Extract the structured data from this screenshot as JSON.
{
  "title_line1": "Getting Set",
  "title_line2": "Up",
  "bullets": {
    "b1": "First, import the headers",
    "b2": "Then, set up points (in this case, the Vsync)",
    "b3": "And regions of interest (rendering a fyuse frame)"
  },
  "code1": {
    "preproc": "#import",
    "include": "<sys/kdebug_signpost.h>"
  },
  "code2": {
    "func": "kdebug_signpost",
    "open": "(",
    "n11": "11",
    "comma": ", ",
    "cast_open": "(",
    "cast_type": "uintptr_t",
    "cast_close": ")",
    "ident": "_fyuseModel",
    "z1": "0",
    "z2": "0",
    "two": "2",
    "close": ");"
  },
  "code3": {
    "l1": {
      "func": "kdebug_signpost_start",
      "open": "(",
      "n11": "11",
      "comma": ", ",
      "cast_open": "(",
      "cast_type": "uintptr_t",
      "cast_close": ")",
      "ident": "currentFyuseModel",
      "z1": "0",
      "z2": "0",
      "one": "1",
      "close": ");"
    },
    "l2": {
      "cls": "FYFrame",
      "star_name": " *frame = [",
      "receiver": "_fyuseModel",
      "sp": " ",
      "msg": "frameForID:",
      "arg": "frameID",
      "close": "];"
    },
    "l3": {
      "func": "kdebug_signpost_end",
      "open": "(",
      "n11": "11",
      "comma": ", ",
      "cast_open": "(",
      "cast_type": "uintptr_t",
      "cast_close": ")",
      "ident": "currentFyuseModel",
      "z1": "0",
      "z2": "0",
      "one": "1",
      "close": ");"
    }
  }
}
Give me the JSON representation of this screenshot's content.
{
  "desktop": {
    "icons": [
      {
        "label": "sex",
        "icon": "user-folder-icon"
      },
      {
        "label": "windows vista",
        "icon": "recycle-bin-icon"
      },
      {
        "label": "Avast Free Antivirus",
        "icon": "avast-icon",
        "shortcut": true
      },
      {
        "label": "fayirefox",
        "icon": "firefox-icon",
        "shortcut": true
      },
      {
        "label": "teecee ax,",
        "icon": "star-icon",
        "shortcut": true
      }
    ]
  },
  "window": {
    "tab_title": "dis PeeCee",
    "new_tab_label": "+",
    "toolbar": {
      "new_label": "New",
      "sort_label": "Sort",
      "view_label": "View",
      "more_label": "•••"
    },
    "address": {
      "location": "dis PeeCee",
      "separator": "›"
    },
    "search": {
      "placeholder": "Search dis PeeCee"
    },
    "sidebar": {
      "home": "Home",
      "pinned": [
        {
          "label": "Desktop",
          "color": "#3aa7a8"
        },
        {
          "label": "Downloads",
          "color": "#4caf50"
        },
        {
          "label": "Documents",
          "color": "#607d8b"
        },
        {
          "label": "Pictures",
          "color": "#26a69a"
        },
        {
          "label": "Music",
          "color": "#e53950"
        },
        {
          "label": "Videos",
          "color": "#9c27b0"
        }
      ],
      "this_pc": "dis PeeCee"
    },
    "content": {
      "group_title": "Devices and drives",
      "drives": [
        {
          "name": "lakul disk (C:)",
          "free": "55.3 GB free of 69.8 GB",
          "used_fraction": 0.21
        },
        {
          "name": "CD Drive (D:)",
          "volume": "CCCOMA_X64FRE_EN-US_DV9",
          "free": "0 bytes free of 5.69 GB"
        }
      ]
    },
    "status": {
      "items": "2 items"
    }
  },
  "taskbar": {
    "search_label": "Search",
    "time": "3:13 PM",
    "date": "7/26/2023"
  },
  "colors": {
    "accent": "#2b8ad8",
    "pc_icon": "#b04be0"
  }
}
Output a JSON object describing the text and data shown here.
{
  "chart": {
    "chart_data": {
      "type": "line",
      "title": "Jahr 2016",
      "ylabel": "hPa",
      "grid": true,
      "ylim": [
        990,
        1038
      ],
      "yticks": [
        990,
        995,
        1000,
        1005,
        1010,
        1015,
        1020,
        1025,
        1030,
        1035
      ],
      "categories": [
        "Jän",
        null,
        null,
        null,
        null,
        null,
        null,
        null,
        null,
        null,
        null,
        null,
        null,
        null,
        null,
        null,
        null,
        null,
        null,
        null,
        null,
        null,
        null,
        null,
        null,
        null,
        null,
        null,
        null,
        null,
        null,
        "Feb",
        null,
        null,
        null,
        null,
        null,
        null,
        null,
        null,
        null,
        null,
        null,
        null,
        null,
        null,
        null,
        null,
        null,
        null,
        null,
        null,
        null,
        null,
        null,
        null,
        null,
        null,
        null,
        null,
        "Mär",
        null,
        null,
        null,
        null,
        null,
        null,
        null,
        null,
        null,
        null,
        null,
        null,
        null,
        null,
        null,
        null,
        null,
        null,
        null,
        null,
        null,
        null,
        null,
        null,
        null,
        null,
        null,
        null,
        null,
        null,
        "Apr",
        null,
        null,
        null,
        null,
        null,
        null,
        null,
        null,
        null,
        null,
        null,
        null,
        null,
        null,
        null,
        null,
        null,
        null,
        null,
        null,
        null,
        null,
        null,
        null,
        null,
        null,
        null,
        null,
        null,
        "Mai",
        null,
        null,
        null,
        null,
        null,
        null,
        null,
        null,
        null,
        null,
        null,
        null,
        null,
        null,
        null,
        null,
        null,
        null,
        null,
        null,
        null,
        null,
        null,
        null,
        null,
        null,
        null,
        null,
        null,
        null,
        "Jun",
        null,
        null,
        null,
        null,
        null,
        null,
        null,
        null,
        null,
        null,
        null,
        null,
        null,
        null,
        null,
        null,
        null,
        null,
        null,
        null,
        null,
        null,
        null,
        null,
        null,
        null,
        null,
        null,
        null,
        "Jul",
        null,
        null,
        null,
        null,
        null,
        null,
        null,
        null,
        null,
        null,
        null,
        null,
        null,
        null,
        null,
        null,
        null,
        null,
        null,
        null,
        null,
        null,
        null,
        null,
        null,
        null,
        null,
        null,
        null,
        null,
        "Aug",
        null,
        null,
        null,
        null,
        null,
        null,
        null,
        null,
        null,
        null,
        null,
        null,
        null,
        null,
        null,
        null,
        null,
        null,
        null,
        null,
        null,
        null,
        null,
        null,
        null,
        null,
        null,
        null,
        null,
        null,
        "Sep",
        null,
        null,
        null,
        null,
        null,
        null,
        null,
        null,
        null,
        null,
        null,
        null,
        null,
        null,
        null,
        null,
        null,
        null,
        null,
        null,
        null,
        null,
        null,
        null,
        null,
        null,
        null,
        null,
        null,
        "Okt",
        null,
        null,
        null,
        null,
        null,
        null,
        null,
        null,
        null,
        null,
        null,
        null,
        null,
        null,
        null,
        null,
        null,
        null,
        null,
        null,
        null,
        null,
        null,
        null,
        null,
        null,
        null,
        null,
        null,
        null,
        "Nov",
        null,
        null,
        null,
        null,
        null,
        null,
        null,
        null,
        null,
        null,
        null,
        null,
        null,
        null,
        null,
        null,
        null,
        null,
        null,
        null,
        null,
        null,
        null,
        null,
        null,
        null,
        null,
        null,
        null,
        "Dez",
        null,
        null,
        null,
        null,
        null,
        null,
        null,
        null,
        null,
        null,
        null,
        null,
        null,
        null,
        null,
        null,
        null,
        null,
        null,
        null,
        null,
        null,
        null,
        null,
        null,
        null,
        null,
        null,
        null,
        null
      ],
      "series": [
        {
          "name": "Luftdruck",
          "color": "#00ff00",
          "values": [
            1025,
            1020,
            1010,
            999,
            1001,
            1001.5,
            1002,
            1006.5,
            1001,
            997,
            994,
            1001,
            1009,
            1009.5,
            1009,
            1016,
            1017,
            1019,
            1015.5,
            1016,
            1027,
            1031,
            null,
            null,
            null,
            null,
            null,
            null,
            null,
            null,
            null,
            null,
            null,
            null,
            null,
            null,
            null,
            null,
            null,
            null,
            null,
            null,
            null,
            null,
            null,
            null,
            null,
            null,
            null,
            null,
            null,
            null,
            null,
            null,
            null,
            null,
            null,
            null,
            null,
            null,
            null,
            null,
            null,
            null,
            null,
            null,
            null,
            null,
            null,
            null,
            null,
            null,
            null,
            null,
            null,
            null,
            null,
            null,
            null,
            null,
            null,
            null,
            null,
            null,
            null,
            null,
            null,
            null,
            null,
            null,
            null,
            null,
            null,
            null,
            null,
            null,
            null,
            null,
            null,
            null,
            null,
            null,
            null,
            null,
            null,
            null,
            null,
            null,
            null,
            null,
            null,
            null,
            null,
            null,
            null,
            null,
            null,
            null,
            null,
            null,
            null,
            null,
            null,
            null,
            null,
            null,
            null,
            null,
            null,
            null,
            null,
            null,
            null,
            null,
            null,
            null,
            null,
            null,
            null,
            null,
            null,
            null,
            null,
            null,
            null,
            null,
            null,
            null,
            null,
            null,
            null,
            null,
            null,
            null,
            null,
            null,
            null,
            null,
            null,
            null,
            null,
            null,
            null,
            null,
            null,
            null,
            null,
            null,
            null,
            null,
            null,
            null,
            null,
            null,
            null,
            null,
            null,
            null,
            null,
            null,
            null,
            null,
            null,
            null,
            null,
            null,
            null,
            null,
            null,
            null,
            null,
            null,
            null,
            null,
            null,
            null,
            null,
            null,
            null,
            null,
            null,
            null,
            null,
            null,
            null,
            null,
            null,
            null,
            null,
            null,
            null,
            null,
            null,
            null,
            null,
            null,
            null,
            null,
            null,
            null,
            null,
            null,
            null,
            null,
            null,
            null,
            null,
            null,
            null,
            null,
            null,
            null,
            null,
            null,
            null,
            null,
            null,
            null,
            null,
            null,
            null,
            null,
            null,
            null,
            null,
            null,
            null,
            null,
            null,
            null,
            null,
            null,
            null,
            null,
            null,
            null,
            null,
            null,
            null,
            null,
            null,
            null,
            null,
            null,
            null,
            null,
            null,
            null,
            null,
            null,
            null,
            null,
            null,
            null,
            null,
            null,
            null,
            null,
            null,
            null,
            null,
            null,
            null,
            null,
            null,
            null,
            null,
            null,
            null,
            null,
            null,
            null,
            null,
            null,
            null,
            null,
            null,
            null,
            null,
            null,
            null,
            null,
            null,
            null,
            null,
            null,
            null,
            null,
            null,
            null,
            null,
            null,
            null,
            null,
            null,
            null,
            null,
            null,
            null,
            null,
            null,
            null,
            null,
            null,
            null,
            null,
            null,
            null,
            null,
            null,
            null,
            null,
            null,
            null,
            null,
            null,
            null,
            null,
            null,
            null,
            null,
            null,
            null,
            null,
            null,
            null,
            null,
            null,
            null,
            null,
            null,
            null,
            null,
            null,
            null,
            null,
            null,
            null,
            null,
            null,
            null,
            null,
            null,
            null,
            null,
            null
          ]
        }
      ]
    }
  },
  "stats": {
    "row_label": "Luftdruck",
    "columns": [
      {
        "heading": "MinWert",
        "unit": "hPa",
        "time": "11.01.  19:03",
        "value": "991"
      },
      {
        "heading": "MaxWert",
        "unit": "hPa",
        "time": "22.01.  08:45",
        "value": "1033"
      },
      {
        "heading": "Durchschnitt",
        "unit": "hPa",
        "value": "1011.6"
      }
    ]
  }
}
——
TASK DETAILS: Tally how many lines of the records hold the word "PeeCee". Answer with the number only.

EXERCISE ANSWER: 4